#### TASK REQUIREMENTS:
Search the data for "title". Each line containing it is to be copied.
-----
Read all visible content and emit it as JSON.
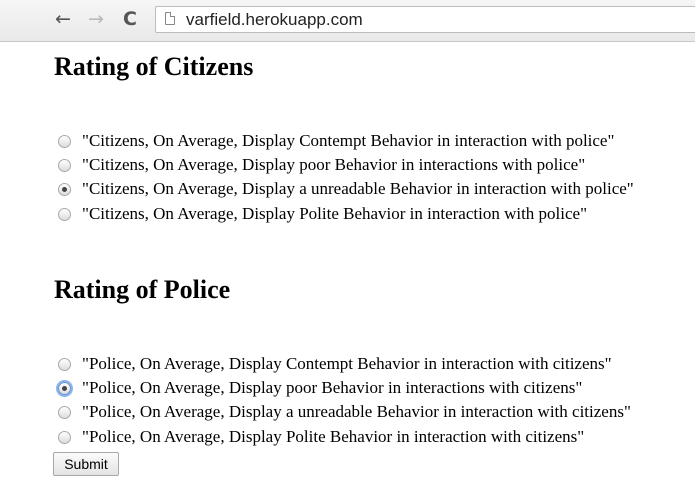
{
  "browser": {
    "back_icon": "←",
    "forward_icon": "→",
    "reload_icon": "C",
    "url": "varfield.herokuapp.com"
  },
  "citizens": {
    "title": "Rating of Citizens",
    "options": [
      {
        "label": "\"Citizens, On Average, Display Contempt Behavior in interaction with police\"",
        "checked": false
      },
      {
        "label": "\"Citizens, On Average, Display poor Behavior in interactions with police\"",
        "checked": false
      },
      {
        "label": "\"Citizens, On Average, Display a unreadable Behavior in interaction with police\"",
        "checked": true
      },
      {
        "label": "\"Citizens, On Average, Display Polite Behavior in interaction with police\"",
        "checked": false
      }
    ]
  },
  "police": {
    "title": "Rating of Police",
    "options": [
      {
        "label": "\"Police, On Average, Display Contempt Behavior in interaction with citizens\"",
        "checked": false
      },
      {
        "label": "\"Police, On Average, Display poor Behavior in interactions with citizens\"",
        "checked": true
      },
      {
        "label": "\"Police, On Average, Display a unreadable Behavior in interaction with citizens\"",
        "checked": false
      },
      {
        "label": "\"Police, On Average, Display Polite Behavior in interaction with citizens\"",
        "checked": false
      }
    ]
  },
  "submit_label": "Submit"
}
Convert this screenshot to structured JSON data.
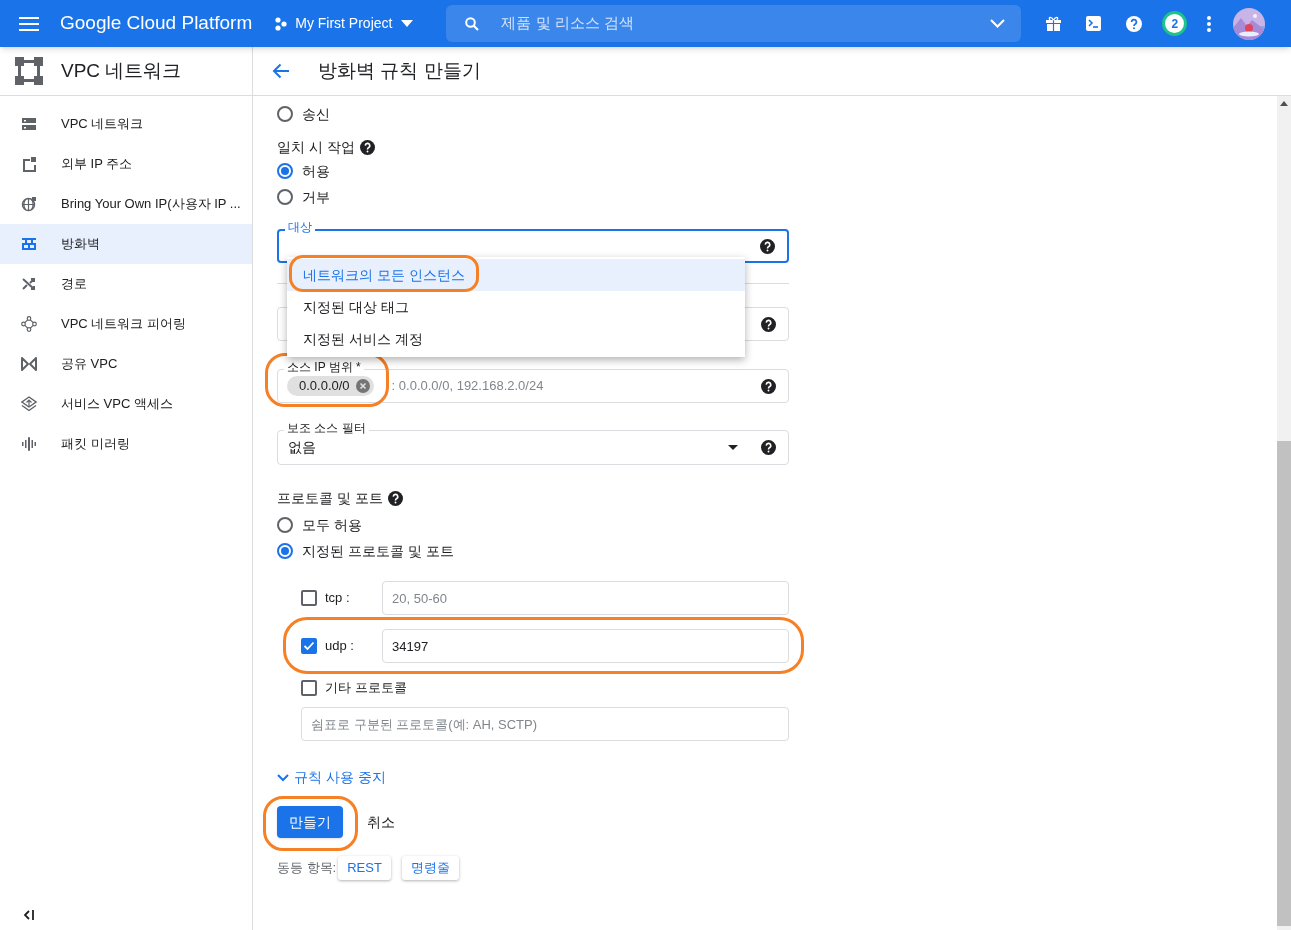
{
  "header": {
    "product": "Google Cloud Platform",
    "project": "My First Project",
    "search": {
      "placeholder": "제품 및 리소스 검색"
    },
    "notification_count": "2"
  },
  "sidebar": {
    "title": "VPC 네트워크",
    "items": [
      {
        "label": "VPC 네트워크",
        "selected": false
      },
      {
        "label": "외부 IP 주소",
        "selected": false
      },
      {
        "label": "Bring Your Own IP(사용자 IP ...",
        "selected": false
      },
      {
        "label": "방화벽",
        "selected": true
      },
      {
        "label": "경로",
        "selected": false
      },
      {
        "label": "VPC 네트워크 피어링",
        "selected": false
      },
      {
        "label": "공유 VPC",
        "selected": false
      },
      {
        "label": "서비스 VPC 액세스",
        "selected": false
      },
      {
        "label": "패킷 미러링",
        "selected": false
      }
    ]
  },
  "page": {
    "title": "방화벽 규칙 만들기"
  },
  "form": {
    "direction_options": [
      {
        "label": "송신",
        "selected": false
      }
    ],
    "action": {
      "label": "일치 시 작업",
      "options": [
        {
          "label": "허용",
          "selected": true
        },
        {
          "label": "거부",
          "selected": false
        }
      ]
    },
    "target": {
      "label": "대상",
      "menu": [
        {
          "label": "네트워크의 모든 인스턴스",
          "selected": true
        },
        {
          "label": "지정된 대상 태그",
          "selected": false
        },
        {
          "label": "지정된 서비스 계정",
          "selected": false
        }
      ]
    },
    "source_ip": {
      "label": "소스 IP 범위 *",
      "chips": [
        "0.0.0.0/0"
      ],
      "placeholder": ": 0.0.0.0/0, 192.168.2.0/24"
    },
    "secondary_filter": {
      "label": "보조 소스 필터",
      "value": "없음"
    },
    "protocols": {
      "label": "프로토콜 및 포트",
      "options": [
        {
          "label": "모두 허용",
          "selected": false
        },
        {
          "label": "지정된 프로토콜 및 포트",
          "selected": true
        }
      ],
      "ports": [
        {
          "label": "tcp :",
          "checked": false,
          "placeholder": "20, 50-60"
        },
        {
          "label": "udp :",
          "checked": true,
          "value": "34197"
        }
      ],
      "other": {
        "label": "기타 프로토콜",
        "checked": false,
        "placeholder": "쉼표로 구분된 프로토콜(예: AH, SCTP)"
      }
    },
    "disable_rule_link": "규칙 사용 중지",
    "create_button": "만들기",
    "cancel_button": "취소",
    "equivalent": {
      "label": "동등 항목:",
      "links": [
        "REST",
        "명령줄"
      ]
    }
  }
}
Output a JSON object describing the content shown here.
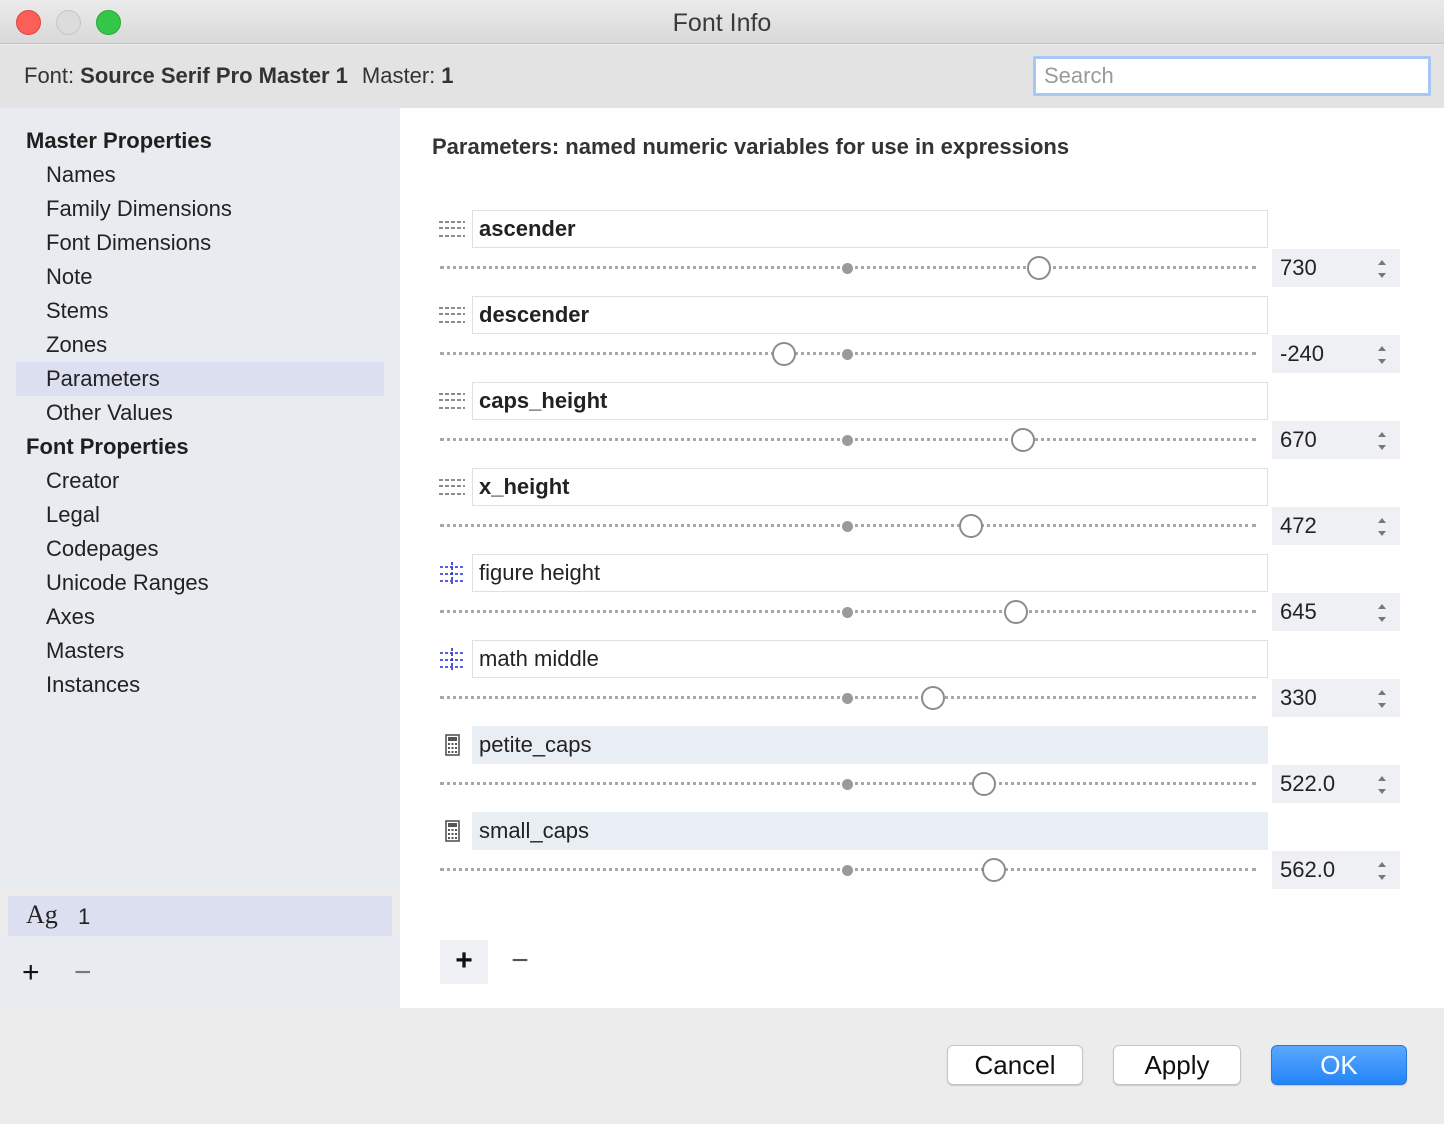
{
  "window": {
    "title": "Font Info"
  },
  "header": {
    "font_label": "Font:",
    "font_name": "Source Serif Pro Master 1",
    "master_label": "Master:",
    "master_value": "1",
    "search_placeholder": "Search"
  },
  "sidebar": {
    "group1": "Master Properties",
    "items1": [
      "Names",
      "Family Dimensions",
      "Font Dimensions",
      "Note",
      "Stems",
      "Zones",
      "Parameters",
      "Other Values"
    ],
    "group2": "Font Properties",
    "items2": [
      "Creator",
      "Legal",
      "Codepages",
      "Unicode Ranges",
      "Axes",
      "Masters",
      "Instances"
    ],
    "selected": "Parameters",
    "master_row": {
      "glyph": "Ag",
      "number": "1"
    },
    "add_label": "+",
    "remove_label": "−"
  },
  "main": {
    "title": "Parameters: named numeric variables for use in expressions",
    "parameters": [
      {
        "name": "ascender",
        "value": "730",
        "kind": "metric",
        "icon": "dashed-lines-icon"
      },
      {
        "name": "descender",
        "value": "-240",
        "kind": "metric",
        "icon": "dashed-lines-icon"
      },
      {
        "name": "caps_height",
        "value": "670",
        "kind": "metric",
        "icon": "dashed-lines-icon"
      },
      {
        "name": "x_height",
        "value": "472",
        "kind": "metric",
        "icon": "dashed-lines-icon"
      },
      {
        "name": "figure height",
        "value": "645",
        "kind": "guide",
        "icon": "crosshair-guide-icon"
      },
      {
        "name": "math middle",
        "value": "330",
        "kind": "guide",
        "icon": "crosshair-guide-icon"
      },
      {
        "name": "petite_caps",
        "value": "522.0",
        "kind": "expression",
        "icon": "calculator-icon"
      },
      {
        "name": "small_caps",
        "value": "562.0",
        "kind": "expression",
        "icon": "calculator-icon"
      }
    ],
    "add_label": "+",
    "remove_label": "−"
  },
  "footer": {
    "cancel": "Cancel",
    "apply": "Apply",
    "ok": "OK"
  },
  "colors": {
    "accent": "#2485f8",
    "sidebar_bg": "#e8ebef",
    "selection": "#dcdff0",
    "close": "#fc5f57",
    "zoom": "#33c748"
  }
}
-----
#### FINISHED EXERCISE:
    "title": "Rating of Citizens",
    "title": "Rating of Police",
    "title": "VPC 네트워크",
    "title": "방화벽 규칙 만들기"
    "title": "Font Info"
    "title": "Parameters: named numeric variables for use in expressions",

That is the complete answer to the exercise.